═════ Records for this exercise

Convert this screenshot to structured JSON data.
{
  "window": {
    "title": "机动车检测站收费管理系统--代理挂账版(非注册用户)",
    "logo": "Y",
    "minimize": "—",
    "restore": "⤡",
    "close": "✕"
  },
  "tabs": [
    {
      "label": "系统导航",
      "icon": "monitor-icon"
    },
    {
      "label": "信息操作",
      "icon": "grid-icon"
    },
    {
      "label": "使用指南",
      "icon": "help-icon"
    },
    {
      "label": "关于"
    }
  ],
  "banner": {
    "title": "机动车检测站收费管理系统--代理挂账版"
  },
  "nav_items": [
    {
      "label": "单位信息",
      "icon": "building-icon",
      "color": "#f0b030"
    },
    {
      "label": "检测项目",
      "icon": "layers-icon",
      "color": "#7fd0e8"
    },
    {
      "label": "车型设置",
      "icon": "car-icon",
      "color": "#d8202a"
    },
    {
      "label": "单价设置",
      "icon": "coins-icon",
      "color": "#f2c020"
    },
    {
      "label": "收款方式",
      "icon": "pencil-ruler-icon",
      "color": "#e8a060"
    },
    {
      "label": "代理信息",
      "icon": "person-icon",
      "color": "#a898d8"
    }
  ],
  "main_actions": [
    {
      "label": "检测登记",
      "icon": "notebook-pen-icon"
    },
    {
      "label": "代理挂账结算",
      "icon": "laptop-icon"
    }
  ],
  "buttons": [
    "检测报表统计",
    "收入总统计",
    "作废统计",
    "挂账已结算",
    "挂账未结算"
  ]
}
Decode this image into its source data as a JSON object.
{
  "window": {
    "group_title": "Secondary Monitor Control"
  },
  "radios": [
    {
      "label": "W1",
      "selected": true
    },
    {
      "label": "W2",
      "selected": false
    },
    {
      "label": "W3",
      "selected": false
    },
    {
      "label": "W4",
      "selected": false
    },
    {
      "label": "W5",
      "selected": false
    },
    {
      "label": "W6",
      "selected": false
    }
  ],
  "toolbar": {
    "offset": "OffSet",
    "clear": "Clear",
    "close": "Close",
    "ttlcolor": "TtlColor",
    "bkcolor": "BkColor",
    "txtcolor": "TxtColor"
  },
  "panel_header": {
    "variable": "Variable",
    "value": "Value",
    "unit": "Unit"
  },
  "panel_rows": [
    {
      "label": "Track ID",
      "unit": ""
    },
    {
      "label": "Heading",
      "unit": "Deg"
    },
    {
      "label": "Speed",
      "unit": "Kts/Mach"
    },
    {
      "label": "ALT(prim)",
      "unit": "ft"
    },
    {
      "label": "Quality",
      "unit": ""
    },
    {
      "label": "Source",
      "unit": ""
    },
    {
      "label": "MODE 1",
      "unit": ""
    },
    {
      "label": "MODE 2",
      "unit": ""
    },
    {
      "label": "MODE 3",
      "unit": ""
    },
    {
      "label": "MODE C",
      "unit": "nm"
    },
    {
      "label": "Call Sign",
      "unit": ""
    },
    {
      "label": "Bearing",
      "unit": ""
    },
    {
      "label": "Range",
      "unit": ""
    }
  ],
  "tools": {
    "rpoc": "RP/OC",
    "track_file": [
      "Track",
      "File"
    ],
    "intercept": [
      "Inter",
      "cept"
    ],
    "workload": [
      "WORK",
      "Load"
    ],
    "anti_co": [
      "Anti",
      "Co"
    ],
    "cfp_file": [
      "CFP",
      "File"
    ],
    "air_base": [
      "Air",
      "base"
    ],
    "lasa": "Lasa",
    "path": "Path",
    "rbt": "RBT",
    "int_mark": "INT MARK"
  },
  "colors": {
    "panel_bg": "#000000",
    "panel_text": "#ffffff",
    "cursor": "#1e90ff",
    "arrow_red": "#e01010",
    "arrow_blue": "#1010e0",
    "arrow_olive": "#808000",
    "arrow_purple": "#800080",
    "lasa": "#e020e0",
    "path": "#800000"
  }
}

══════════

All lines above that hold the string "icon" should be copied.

      "icon": "monitor-icon"
      "icon": "grid-icon"
      "icon": "help-icon"
      "icon": "building-icon",
      "icon": "layers-icon",
      "icon": "car-icon",
      "icon": "coins-icon",
      "icon": "pencil-ruler-icon",
      "icon": "person-icon",
      "icon": "notebook-pen-icon"
      "icon": "laptop-icon"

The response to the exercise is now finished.